I've done a lot of reflection on teaching lately. Partly because of the Delta, partly because of my own experience and reflexive practice. I find that we don't spend enough time thinking about our lessons. Oh, please don't get me wrong. We spend plenty of time looking at the books, wondering where to go next, what's the language our students need the most. We think about (and hopefully do a lot of ) planning. We assess materials constantly whenever we look at an exercise and say "This is good, this is nonsense, this will work, this isn't challenging enough" and so on and so forth. So, no, it's not thinking about what we''re going to do that I'd like to bring your attention to. It's the "and what now?" bit.
Teachers going through initial training are encouraged to think about their teaching practice (TP). They're asked what went well and what went wrong and they feel these are tricky questions. The feeling is they're being examined and are supposed to give the right answer. It is my opinion that it is at this stage that we (teachers) begin to hate observations. They're never productive, their aim is purely to assess quality as if watching a lesson in a blue moon will ever (yes, ever) be a significant sample to understand how a teacher works. I've been observed so often that I don't get nervous (not the sort "I'm about to throw up" kind of nervous, anyway) but looking back, there have been very few times when I've come out of a post-observation meeting feeling "Yes, that was really worth it."

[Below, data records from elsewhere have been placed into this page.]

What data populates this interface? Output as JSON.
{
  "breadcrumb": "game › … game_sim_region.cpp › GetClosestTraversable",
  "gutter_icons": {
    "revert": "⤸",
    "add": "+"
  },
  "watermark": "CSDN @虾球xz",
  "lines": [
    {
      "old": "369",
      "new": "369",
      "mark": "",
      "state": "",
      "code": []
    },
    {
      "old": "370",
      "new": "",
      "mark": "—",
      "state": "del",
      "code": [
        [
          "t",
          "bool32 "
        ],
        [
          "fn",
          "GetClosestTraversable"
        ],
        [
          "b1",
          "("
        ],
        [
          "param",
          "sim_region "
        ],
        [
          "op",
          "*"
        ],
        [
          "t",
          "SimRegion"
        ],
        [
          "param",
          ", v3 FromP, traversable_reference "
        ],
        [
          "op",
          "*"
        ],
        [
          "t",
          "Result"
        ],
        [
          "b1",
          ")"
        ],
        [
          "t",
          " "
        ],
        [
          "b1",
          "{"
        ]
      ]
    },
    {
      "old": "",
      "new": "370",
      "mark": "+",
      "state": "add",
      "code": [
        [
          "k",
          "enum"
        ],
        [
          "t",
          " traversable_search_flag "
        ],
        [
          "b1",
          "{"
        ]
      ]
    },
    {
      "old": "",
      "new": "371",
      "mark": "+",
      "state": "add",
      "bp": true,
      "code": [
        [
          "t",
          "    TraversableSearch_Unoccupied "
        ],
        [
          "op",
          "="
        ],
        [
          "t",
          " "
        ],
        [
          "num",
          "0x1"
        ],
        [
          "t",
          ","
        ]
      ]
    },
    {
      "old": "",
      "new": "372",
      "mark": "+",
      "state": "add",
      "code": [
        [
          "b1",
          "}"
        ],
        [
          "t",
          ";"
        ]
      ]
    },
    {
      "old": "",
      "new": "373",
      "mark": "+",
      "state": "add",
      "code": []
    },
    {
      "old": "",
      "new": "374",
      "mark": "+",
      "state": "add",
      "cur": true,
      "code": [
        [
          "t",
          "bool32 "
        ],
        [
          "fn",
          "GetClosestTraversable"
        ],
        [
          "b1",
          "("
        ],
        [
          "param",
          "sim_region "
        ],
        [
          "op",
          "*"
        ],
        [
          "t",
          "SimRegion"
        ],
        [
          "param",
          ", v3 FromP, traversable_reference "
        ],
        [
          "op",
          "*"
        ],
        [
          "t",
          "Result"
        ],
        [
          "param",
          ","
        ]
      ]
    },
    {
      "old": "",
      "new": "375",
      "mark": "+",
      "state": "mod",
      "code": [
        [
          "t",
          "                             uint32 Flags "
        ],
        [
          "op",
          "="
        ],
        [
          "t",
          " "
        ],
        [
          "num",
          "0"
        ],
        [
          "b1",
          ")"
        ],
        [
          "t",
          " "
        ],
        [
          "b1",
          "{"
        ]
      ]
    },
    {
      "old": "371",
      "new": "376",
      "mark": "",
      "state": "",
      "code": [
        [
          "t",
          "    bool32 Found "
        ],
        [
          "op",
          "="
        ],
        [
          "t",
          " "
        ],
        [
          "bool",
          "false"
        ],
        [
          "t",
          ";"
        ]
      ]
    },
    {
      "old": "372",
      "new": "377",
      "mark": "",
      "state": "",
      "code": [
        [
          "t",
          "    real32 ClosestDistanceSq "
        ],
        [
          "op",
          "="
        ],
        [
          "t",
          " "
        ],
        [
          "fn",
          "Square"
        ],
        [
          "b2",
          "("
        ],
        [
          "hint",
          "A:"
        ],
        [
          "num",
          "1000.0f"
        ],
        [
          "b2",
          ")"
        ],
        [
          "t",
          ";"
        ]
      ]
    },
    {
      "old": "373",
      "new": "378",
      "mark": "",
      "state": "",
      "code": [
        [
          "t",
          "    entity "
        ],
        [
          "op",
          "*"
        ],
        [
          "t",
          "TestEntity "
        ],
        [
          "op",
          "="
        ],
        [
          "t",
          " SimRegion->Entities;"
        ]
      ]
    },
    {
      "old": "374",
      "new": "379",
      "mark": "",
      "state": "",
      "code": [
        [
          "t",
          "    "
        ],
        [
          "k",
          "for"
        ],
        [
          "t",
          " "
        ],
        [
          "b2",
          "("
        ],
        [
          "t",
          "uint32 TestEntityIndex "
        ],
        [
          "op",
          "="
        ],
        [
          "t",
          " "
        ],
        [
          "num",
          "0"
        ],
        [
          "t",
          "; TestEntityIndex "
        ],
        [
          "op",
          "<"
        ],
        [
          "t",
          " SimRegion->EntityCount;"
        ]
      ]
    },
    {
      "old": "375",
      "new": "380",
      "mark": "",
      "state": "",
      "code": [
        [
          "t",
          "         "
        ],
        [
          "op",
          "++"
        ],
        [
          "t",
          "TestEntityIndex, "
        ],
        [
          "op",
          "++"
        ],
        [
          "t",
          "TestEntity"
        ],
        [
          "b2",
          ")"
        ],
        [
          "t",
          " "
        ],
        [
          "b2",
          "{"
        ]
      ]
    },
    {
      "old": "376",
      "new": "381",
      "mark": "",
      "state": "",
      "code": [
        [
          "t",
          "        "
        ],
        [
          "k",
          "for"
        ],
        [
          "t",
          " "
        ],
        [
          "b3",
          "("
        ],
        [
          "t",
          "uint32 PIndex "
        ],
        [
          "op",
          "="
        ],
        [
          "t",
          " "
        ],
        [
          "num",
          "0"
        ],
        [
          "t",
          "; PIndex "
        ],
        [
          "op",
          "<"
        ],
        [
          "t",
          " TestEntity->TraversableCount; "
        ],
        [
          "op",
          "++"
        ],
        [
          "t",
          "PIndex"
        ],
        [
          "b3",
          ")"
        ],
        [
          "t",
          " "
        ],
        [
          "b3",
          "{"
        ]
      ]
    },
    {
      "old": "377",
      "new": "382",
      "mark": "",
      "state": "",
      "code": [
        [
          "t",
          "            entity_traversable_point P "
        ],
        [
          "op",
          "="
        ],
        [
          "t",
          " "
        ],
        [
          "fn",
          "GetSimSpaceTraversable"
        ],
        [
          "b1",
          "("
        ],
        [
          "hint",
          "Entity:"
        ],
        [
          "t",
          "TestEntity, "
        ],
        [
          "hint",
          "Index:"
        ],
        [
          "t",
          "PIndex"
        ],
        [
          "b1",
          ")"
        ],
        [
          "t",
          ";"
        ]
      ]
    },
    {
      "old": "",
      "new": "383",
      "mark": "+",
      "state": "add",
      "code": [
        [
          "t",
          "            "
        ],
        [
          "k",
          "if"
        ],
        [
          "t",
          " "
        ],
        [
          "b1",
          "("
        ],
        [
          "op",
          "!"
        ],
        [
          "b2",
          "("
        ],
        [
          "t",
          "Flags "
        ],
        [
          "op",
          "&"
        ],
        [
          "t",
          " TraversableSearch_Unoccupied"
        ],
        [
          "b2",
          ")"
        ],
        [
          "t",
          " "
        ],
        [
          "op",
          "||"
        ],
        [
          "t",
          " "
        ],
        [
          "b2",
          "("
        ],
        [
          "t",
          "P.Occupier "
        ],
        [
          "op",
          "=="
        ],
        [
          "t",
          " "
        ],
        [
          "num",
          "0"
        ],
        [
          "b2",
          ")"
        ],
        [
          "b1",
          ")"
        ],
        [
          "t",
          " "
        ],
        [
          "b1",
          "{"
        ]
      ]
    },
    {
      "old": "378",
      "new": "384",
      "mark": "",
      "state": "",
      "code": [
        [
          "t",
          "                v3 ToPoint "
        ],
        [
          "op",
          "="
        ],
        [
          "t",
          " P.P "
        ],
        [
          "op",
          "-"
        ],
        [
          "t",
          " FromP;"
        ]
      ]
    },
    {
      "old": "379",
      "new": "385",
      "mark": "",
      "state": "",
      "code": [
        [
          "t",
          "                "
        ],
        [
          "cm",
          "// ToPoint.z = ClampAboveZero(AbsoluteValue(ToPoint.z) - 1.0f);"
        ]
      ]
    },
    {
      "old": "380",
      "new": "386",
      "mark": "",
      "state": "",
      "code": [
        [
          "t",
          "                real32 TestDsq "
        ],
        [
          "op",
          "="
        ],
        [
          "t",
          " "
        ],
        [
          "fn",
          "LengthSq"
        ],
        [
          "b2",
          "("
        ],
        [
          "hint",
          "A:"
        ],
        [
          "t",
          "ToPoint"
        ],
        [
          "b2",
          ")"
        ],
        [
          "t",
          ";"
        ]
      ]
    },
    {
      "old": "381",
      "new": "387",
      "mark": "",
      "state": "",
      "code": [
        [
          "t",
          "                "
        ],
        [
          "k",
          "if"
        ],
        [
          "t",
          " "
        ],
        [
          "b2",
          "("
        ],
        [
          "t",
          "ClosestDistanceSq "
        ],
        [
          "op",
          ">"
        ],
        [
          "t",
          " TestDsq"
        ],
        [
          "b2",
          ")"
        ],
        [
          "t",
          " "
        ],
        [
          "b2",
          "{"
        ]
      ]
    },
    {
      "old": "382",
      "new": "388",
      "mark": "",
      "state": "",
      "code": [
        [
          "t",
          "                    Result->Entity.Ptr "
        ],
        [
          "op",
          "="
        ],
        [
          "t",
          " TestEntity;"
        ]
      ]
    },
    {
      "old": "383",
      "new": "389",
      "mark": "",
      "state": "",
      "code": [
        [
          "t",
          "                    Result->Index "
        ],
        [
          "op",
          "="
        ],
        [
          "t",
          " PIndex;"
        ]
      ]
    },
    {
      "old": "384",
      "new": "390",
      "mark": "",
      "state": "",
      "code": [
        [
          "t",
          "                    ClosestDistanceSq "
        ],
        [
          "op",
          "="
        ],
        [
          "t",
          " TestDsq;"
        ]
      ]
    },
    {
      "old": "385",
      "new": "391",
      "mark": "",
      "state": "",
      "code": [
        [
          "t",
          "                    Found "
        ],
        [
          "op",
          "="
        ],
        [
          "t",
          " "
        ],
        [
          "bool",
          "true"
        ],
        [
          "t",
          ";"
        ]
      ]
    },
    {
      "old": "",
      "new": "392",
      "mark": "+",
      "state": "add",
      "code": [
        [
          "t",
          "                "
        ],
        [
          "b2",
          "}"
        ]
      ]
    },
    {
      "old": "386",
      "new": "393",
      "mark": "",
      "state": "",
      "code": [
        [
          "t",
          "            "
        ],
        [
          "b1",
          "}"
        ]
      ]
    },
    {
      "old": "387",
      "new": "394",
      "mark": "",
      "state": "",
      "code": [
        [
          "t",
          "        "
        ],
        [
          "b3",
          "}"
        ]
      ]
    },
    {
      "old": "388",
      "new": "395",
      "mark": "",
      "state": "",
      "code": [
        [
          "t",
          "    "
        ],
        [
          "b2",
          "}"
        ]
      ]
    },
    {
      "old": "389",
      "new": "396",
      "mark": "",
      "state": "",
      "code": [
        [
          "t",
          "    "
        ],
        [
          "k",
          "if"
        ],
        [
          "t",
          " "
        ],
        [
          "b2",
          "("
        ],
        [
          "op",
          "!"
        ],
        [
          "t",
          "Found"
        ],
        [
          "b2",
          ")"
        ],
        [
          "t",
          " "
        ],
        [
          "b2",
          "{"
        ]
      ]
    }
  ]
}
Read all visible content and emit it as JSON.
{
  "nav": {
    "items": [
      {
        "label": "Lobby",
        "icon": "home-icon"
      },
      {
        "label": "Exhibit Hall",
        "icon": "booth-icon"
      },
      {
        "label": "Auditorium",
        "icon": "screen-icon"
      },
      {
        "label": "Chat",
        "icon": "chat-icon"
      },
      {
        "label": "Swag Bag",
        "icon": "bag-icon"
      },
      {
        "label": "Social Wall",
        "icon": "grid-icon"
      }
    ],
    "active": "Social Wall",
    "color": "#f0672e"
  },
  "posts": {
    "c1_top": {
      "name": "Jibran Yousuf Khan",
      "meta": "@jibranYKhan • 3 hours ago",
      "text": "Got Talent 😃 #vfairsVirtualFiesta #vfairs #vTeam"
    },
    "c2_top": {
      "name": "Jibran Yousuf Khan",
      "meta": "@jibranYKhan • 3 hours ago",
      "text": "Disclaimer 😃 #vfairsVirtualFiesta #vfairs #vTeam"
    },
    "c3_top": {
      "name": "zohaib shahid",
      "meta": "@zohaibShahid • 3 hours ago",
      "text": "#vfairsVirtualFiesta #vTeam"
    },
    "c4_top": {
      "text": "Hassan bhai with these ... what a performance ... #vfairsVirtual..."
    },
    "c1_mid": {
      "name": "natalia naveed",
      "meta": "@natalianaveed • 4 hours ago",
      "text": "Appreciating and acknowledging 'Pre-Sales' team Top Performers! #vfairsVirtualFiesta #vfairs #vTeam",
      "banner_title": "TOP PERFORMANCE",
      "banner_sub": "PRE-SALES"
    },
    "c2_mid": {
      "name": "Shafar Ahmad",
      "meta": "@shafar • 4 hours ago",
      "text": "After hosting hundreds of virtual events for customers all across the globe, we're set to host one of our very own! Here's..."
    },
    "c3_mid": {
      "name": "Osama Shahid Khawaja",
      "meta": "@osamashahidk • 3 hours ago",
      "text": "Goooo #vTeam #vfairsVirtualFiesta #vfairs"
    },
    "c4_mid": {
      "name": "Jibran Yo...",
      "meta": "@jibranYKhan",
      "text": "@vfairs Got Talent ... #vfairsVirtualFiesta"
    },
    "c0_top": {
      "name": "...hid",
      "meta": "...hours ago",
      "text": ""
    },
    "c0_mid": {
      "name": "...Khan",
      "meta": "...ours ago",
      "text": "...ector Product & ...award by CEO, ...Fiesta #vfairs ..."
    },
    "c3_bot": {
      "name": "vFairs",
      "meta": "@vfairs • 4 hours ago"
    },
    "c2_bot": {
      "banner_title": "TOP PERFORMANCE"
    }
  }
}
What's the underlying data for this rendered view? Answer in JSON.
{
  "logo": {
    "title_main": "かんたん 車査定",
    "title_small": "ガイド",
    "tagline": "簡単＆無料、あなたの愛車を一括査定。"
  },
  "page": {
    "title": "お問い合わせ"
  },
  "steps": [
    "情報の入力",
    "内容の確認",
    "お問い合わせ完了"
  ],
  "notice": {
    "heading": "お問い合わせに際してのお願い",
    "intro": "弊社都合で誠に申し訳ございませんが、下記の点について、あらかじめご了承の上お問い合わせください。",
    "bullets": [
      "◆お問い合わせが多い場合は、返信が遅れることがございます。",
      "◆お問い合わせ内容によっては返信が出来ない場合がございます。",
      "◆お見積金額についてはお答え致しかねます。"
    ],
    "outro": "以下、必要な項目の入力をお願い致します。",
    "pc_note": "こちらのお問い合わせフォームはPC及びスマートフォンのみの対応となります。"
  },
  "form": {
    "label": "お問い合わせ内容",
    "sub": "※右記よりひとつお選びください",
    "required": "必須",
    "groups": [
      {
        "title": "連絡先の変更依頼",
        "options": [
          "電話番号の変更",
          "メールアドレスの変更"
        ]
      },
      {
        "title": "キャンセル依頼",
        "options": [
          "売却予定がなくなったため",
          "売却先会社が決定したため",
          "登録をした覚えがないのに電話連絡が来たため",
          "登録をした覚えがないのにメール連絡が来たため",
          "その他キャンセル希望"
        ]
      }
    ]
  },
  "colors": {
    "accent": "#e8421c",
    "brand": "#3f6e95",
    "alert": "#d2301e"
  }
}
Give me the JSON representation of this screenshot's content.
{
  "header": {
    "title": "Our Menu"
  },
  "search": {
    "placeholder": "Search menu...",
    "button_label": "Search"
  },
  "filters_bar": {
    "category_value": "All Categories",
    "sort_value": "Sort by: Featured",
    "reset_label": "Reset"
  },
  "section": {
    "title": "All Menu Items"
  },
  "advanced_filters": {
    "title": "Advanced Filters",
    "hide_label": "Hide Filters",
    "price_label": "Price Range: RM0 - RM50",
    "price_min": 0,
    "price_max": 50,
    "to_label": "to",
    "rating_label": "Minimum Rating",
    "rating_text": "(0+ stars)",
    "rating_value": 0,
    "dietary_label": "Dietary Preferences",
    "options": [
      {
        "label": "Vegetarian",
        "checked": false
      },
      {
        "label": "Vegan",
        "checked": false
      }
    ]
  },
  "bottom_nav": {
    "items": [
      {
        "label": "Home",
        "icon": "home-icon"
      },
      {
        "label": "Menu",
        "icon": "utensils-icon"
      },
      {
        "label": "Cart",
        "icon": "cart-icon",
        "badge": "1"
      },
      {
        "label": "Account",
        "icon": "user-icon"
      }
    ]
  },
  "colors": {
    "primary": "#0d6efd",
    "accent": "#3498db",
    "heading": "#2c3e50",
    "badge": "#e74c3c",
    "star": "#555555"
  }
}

Let me go off my track here and let you know I was observed for 2.5 years in a row, every single lesson, every day. In fact, I took over from a teacher who quit because she did not want to be observed. It took me about 5 minutes to understand what the purpose of this system was, and honestly I couldn't understand how people did not want this! Sounds mad? Well, by now you've noticed I'm a different sort of teacher, so this shouldn't come as a surprise. We are talking about special groups, those groups of students who I find fascinating, but cannot be handled by any teacher (despite the amount of people who "think" they know anything about challenging students...). The school was trying to reduce the percentage of students who dropped out, as well as improve students' motivation and results. The problem here was that there were a lot of teachers settled in their ways (like in any place). You see, it's not enough to talk about "change" and "flexibility", besides talking the talk, they actually have to be willing to walk the walk. So this is how it worked. Each class had a social worker who would have lessons with the kids. She'd be in every class, with every teacher. (Teacher fear no 1 - I'm being compared to other teachers) She's sit with students, listen to the same explanations, be subject to the same methodologies, solve the same exercises, she'd even sit for the same tests. (cool, right?) And after each lesson the teacher (if they'd be willing) would get feedback "You know, it wasn't really clear when you said this or that" or "X and Y are finally starting to keep up" or "have you got some extra exercises I can use to work with X" And it taught me a lot. It taught me a lot, it really did. It was a true opportunity to improve, to grow as a teacher. You see, we were all there for a common goal: we wanted kids to do well, to learn, to overcome their difficulties, to finish high school. You cannot do this if your Ego is so large it fills up a room and there's no space for your students. You cannot do this if you feel the person observing your lesson is there mainly to criticise you, to show you where you're not good at.
I still find observations are useful, I think they are essential. Not to assess teachers, though. I think there are other ways to do it, or that if carried out for that purpose, they should have less impact on teachers' assessment than that that it is given. I believe the mentality around observations needs to change and it is crucial that those observing realise that this change must come from them, that you don't have to (nor should you) observe "everything" that goes on in a classroom. That praise and encouragement are much more important than "finding something" to criticise. Only then will teacher begin to look at observations as something productive instead of a threat, only then will they be able to see them as a way to develop and so, open their classrooms and their hearts to other forms of development.
In the meantime let's remember that just because it works for you, it doesn't have to work for someone else. Just because you've got a lot of experience doesn't mean a new teacher can't teach you some new tricks. Just because a lesson doesn't go as well as you had imagined, that doesn't mean you're not as good a teacher.
There are no perfect lessons, simply because there are no perfect teachers, or perfect students, or perfect classrooms, or perfect books, or perfect people, or ... you get what I mean, don't you?
So stop trying to be perfect when you are observed, just try to be better every day and eventually you'll get there.